by Elizabeth Stoddard
Last fall, the CW introduced the surprisingly addictive comedy series Jane the Virgin. It was easy to fall in love as early as the pilot, when 23-year-old abstinent student Jane Gloriana Villanueva (Gina Rodriguez, who won a Golden Globe for the role) is accidentally artificially inseminated by a distraught doctor. If you think this plotline sounds like something out of a soap opera, you’re not far off. The show was inspired by a 2002 Venezuelan telenovela called Juana la virgen.
Showrunner Jennie Snyder Urman retained the bizarre plot elements of the telenovela, while adding lively (often silly) narration by Emmy-nominated Anthony Mendez, a production style and color palette reminiscent of Pushing Daisies or Amelie, explanatory and humorous graphics, and best of all, heartwarming drama that never takes itself too seriously.
Rodriguez as Jane is the (beating) heart of the show, as she grows into being an unexpected mother. She lives in the matriarchal home of her Spanish-speaking grandmother Alba (Ivonne Coll) along with her mother Xiomara (Andrea Navedo). After she finds out she’s pregnant, she learns the true identity of her own father: telenovela powerhouse Rogelio de la Vega, a lovable narcissist played by real-life telenovela star Jaime Camil.

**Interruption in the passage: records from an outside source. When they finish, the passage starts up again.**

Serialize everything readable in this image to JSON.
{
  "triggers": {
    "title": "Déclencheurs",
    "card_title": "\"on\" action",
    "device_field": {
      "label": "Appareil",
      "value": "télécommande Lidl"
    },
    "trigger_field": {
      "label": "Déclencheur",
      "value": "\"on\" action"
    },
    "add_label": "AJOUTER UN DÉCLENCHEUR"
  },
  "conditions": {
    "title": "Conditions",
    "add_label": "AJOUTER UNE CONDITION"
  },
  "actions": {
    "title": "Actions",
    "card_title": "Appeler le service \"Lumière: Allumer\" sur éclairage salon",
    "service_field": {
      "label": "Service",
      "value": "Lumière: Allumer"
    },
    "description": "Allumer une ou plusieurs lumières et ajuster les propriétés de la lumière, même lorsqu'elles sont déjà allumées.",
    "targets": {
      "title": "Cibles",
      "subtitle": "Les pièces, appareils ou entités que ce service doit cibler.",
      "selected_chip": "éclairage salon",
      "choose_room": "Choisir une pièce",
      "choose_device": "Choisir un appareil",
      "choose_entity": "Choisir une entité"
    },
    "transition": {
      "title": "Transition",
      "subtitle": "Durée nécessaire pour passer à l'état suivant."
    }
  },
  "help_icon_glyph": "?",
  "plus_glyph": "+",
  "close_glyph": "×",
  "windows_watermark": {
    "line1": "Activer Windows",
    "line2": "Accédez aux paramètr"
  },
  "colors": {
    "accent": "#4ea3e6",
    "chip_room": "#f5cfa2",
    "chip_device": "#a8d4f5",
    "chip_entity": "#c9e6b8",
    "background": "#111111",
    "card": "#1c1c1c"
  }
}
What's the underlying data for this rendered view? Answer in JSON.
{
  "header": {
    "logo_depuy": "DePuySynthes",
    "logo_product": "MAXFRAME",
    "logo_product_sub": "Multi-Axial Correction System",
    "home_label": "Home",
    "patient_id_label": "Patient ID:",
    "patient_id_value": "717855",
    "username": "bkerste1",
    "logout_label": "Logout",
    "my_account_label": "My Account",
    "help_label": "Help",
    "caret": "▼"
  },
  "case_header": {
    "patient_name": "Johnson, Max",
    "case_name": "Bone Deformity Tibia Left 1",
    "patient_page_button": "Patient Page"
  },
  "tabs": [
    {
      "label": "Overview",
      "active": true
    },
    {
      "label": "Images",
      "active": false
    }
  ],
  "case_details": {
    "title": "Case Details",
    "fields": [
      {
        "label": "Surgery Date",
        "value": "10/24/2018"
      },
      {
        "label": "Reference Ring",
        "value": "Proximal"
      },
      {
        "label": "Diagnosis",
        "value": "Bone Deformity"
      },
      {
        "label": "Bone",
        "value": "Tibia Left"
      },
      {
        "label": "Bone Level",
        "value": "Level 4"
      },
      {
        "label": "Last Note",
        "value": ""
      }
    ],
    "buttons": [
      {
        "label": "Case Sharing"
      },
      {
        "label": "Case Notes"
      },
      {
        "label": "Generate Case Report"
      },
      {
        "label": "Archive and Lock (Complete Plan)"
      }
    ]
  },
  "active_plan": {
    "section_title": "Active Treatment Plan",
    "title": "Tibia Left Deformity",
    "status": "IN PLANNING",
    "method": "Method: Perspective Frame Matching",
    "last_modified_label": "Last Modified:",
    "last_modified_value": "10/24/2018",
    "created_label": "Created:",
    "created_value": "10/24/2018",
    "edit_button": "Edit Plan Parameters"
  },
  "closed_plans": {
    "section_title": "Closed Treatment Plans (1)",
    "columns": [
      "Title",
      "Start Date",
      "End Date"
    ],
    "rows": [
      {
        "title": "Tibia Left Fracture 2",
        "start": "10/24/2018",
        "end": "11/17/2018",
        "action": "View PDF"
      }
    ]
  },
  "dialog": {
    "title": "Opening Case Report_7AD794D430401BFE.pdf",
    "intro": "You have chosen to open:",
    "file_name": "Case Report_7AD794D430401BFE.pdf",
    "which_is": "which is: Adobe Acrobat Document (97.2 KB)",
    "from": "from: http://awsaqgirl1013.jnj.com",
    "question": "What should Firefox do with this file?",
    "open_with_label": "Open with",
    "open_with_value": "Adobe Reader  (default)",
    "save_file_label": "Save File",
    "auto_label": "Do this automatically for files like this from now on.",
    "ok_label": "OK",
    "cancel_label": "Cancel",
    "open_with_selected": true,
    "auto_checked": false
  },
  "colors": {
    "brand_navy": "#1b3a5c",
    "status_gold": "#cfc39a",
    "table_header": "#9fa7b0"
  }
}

During this first season, Jane is torn between familiar love with her cop boyfriend Michael (Brett Dier) and the possibility of new, passionate love with the baby’s father/her former crush, hotel owner Rafael (Justin Baldoni), all while preparing for the birth of her baby. Rafael’s ex-wife, Petra (Yael Groblas), tries her best to foil his plans. Groblas and the writers instill so much depth into the character of Petra that even while she’s doing something despicable, you understand her motivation. You even sympathize with her!
There’s also the season-long mystery of crime-lord Sin Rostro and how their dealings affect the main characters. Jane the Virgin really defies categorization. Amidst the plot twists and cliffhanger endings, Jane the Virgin touches on issues such as immigration, faith, privilege and “non-traditional” families. If the writing was less witty or the actors less talented, the show could have been a confusing mess. Instead, the endearing series presents a smart, funny heroine supported by family and friends as her plans for her adulthood continue to change. Rodriguez and the supporting cast continuously deliver stellar performances. Viewers may be divided about whether they’re on #TeamRafael or #TeamMichael, but any true fan of the show is on #TeamJane.
There are a few extras in the Jane the Virgin Season 1 DVD package: a featurette about the creation of the show and a meet-the-cast featurette. There’s a gag reel, and deleted scenes are offered for a number of episodes.
I would have loved for commentary on at least a couple of the episodes, but unfortunately that is not offered on this package.
Jane the Virgin Season 1 is available on DVD starting September 29, 2015.